> **TASK INPUTS**
-----

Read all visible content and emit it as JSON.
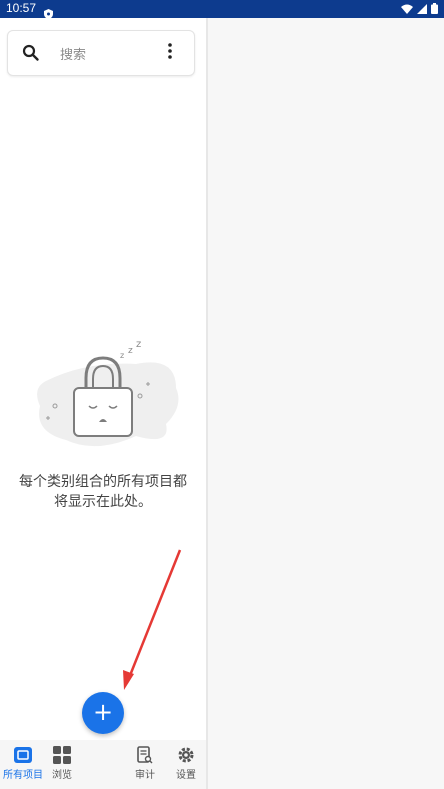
{
  "status_bar": {
    "time": "10:57"
  },
  "search": {
    "placeholder": "搜索"
  },
  "empty_state": {
    "line1": "每个类别组合的所有项目都",
    "line2": "将显示在此处。"
  },
  "fab": {
    "label": "+"
  },
  "bottom_nav": [
    {
      "label": "所有项目",
      "icon": "vault-icon",
      "active": true
    },
    {
      "label": "浏览",
      "icon": "grid-icon",
      "active": false
    },
    {
      "label": "审计",
      "icon": "audit-icon",
      "active": false
    },
    {
      "label": "设置",
      "icon": "gear-icon",
      "active": false
    }
  ],
  "colors": {
    "status_bar": "#0d3b8e",
    "accent": "#1a73e8",
    "annotation_arrow": "#e53935"
  }
}
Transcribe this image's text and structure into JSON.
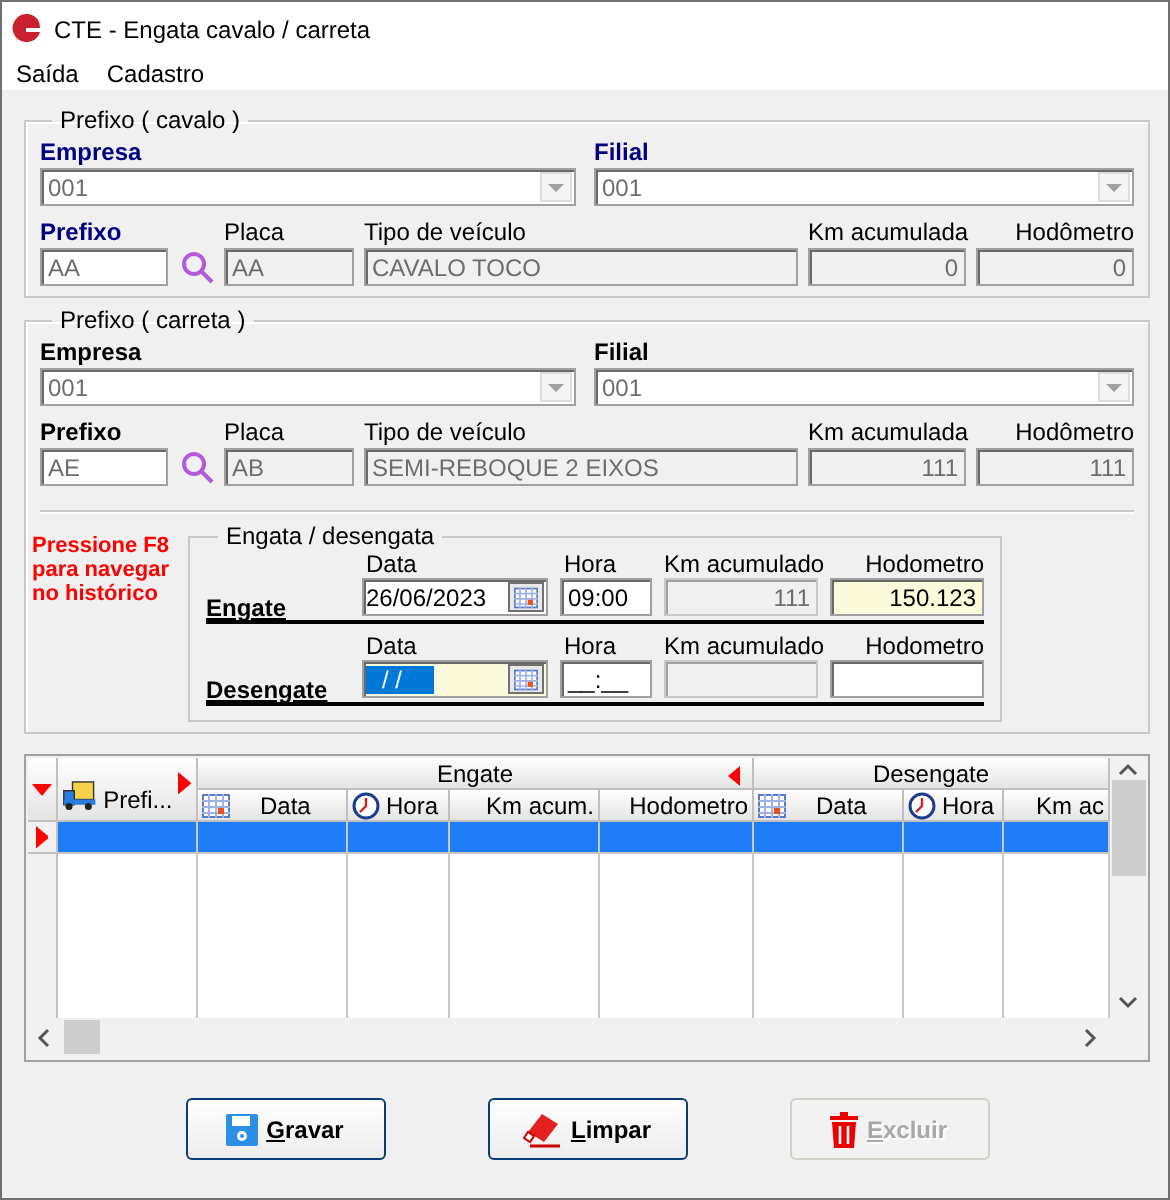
{
  "window": {
    "title": "CTE - Engata cavalo / carreta"
  },
  "menu": [
    {
      "label": "Saída"
    },
    {
      "label": "Cadastro"
    }
  ],
  "sections": [
    {
      "legend": "Prefixo ( cavalo )",
      "color": "#000080",
      "empresa": {
        "label": "Empresa",
        "value": "001",
        "required": true
      },
      "filial": {
        "label": "Filial",
        "value": "001",
        "required": true
      },
      "prefixo": {
        "label": "Prefixo",
        "value": "AA",
        "required": true,
        "editable": true
      },
      "placa": {
        "label": "Placa",
        "value": "AA",
        "required": false,
        "editable": false
      },
      "tipo_veiculo": {
        "label": "Tipo de veículo",
        "value": "CAVALO TOCO",
        "required": false,
        "editable": false
      },
      "km_acumulada": {
        "label": "Km acumulada",
        "value": "0",
        "required": false,
        "editable": false
      },
      "hodometro": {
        "label": "Hodômetro",
        "value": "0",
        "required": false,
        "editable": false
      }
    },
    {
      "legend": "Prefixo ( carreta )",
      "color": "#000000",
      "empresa": {
        "label": "Empresa",
        "value": "001",
        "required": true
      },
      "filial": {
        "label": "Filial",
        "value": "001",
        "required": true
      },
      "prefixo": {
        "label": "Prefixo",
        "value": "AE",
        "required": true,
        "editable": true
      },
      "placa": {
        "label": "Placa",
        "value": "AB",
        "required": false,
        "editable": false
      },
      "tipo_veiculo": {
        "label": "Tipo de veículo",
        "value": "SEMI-REBOQUE 2 EIXOS",
        "required": false,
        "editable": false
      },
      "km_acumulada": {
        "label": "Km acumulada",
        "value": "111",
        "required": false,
        "editable": false
      },
      "hodometro": {
        "label": "Hodômetro",
        "value": "111",
        "required": false,
        "editable": false
      }
    }
  ],
  "hint": "Pressione F8 para navegar no histórico",
  "engata": {
    "legend": "Engata / desengata",
    "rows": [
      {
        "title": "Engate",
        "fields": [
          {
            "kind": "date",
            "label": "Data",
            "value": "26/06/2023",
            "highlighted": false,
            "selected": false
          },
          {
            "kind": "time",
            "label": "Hora",
            "value": "09:00",
            "highlighted": false
          },
          {
            "kind": "number",
            "label": "Km acumulado",
            "value": "111",
            "editable": false
          },
          {
            "kind": "number",
            "label": "Hodometro",
            "value": "150.123",
            "editable": true,
            "highlighted": true
          }
        ]
      },
      {
        "title": "Desengate",
        "fields": [
          {
            "kind": "date",
            "label": "Data",
            "value": "/ /",
            "highlighted": true,
            "selected": true
          },
          {
            "kind": "time",
            "label": "Hora",
            "value": "__:__",
            "highlighted": false
          },
          {
            "kind": "number",
            "label": "Km acumulado",
            "editable": false
          },
          {
            "kind": "number",
            "label": "Hodometro",
            "editable": true,
            "highlighted": false
          }
        ]
      }
    ]
  },
  "grid": {
    "key_column": {
      "label": "Prefi..."
    },
    "groups": [
      {
        "label": "Engate",
        "columns": [
          {
            "label": "Data",
            "kind": "date"
          },
          {
            "label": "Hora",
            "kind": "time"
          },
          {
            "label": "Km acum.",
            "kind": "number"
          },
          {
            "label": "Hodometro",
            "kind": "number"
          }
        ]
      },
      {
        "label": "Desengate",
        "columns": [
          {
            "label": "Data",
            "kind": "date"
          },
          {
            "label": "Hora",
            "kind": "time"
          },
          {
            "label": "Km ac",
            "kind": "number"
          }
        ]
      }
    ],
    "rows": [
      {
        "selected": true
      }
    ]
  },
  "buttons": [
    {
      "label": "Gravar",
      "kind": "save",
      "disabled": false
    },
    {
      "label": "Limpar",
      "kind": "clear",
      "disabled": false
    },
    {
      "label": "Excluir",
      "kind": "delete",
      "disabled": true
    }
  ]
}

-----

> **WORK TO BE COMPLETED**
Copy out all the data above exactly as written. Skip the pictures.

> **EXERCISE ANSWER**
Read all visible content and emit it as JSON.
{
  "status_bar": {
    "time": "10:57"
  },
  "search": {
    "placeholder": "搜索"
  },
  "empty_state": {
    "line1": "每个类别组合的所有项目都",
    "line2": "将显示在此处。"
  },
  "fab": {
    "label": "+"
  },
  "bottom_nav": [
    {
      "label": "所有项目",
      "icon": "vault-icon",
      "active": true
    },
    {
      "label": "浏览",
      "icon": "grid-icon",
      "active": false
    },
    {
      "label": "审计",
      "icon": "audit-icon",
      "active": false
    },
    {
      "label": "设置",
      "icon": "gear-icon",
      "active": false
    }
  ],
  "colors": {
    "status_bar": "#0d3b8e",
    "accent": "#1a73e8",
    "annotation_arrow": "#e53935"
  }
}
Transcribe this image's text and structure into JSON.
{
  "window": {
    "title": "CTE - Engata cavalo / carreta"
  },
  "menu": [
    {
      "label": "Saída"
    },
    {
      "label": "Cadastro"
    }
  ],
  "sections": [
    {
      "legend": "Prefixo ( cavalo )",
      "color": "#000080",
      "empresa": {
        "label": "Empresa",
        "value": "001",
        "required": true
      },
      "filial": {
        "label": "Filial",
        "value": "001",
        "required": true
      },
      "prefixo": {
        "label": "Prefixo",
        "value": "AA",
        "required": true,
        "editable": true
      },
      "placa": {
        "label": "Placa",
        "value": "AA",
        "required": false,
        "editable": false
      },
      "tipo_veiculo": {
        "label": "Tipo de veículo",
        "value": "CAVALO TOCO",
        "required": false,
        "editable": false
      },
      "km_acumulada": {
        "label": "Km acumulada",
        "value": "0",
        "required": false,
        "editable": false
      },
      "hodometro": {
        "label": "Hodômetro",
        "value": "0",
        "required": false,
        "editable": false
      }
    },
    {
      "legend": "Prefixo ( carreta )",
      "color": "#000000",
      "empresa": {
        "label": "Empresa",
        "value": "001",
        "required": true
      },
      "filial": {
        "label": "Filial",
        "value": "001",
        "required": true
      },
      "prefixo": {
        "label": "Prefixo",
        "value": "AE",
        "required": true,
        "editable": true
      },
      "placa": {
        "label": "Placa",
        "value": "AB",
        "required": false,
        "editable": false
      },
      "tipo_veiculo": {
        "label": "Tipo de veículo",
        "value": "SEMI-REBOQUE 2 EIXOS",
        "required": false,
        "editable": false
      },
      "km_acumulada": {
        "label": "Km acumulada",
        "value": "111",
        "required": false,
        "editable": false
      },
      "hodometro": {
        "label": "Hodômetro",
        "value": "111",
        "required": false,
        "editable": false
      }
    }
  ],
  "hint": "Pressione F8 para navegar no histórico",
  "engata": {
    "legend": "Engata / desengata",
    "rows": [
      {
        "title": "Engate",
        "fields": [
          {
            "kind": "date",
            "label": "Data",
            "value": "26/06/2023",
            "highlighted": false,
            "selected": false
          },
          {
            "kind": "time",
            "label": "Hora",
            "value": "09:00",
            "highlighted": false
          },
          {
            "kind": "number",
            "label": "Km acumulado",
            "value": "111",
            "editable": false
          },
          {
            "kind": "number",
            "label": "Hodometro",
            "value": "150.123",
            "editable": true,
            "highlighted": true
          }
        ]
      },
      {
        "title": "Desengate",
        "fields": [
          {
            "kind": "date",
            "label": "Data",
            "value": "/ /",
            "highlighted": true,
            "selected": true
          },
          {
            "kind": "time",
            "label": "Hora",
            "value": "__:__",
            "highlighted": false
          },
          {
            "kind": "number",
            "label": "Km acumulado",
            "editable": false
          },
          {
            "kind": "number",
            "label": "Hodometro",
            "editable": true,
            "highlighted": false
          }
        ]
      }
    ]
  },
  "grid": {
    "key_column": {
      "label": "Prefi..."
    },
    "groups": [
      {
        "label": "Engate",
        "columns": [
          {
            "label": "Data",
            "kind": "date"
          },
          {
            "label": "Hora",
            "kind": "time"
          },
          {
            "label": "Km acum.",
            "kind": "number"
          },
          {
            "label": "Hodometro",
            "kind": "number"
          }
        ]
      },
      {
        "label": "Desengate",
        "columns": [
          {
            "label": "Data",
            "kind": "date"
          },
          {
            "label": "Hora",
            "kind": "time"
          },
          {
            "label": "Km ac",
            "kind": "number"
          }
        ]
      }
    ],
    "rows": [
      {
        "selected": true
      }
    ]
  },
  "buttons": [
    {
      "label": "Gravar",
      "kind": "save",
      "disabled": false
    },
    {
      "label": "Limpar",
      "kind": "clear",
      "disabled": false
    },
    {
      "label": "Excluir",
      "kind": "delete",
      "disabled": true
    }
  ]
}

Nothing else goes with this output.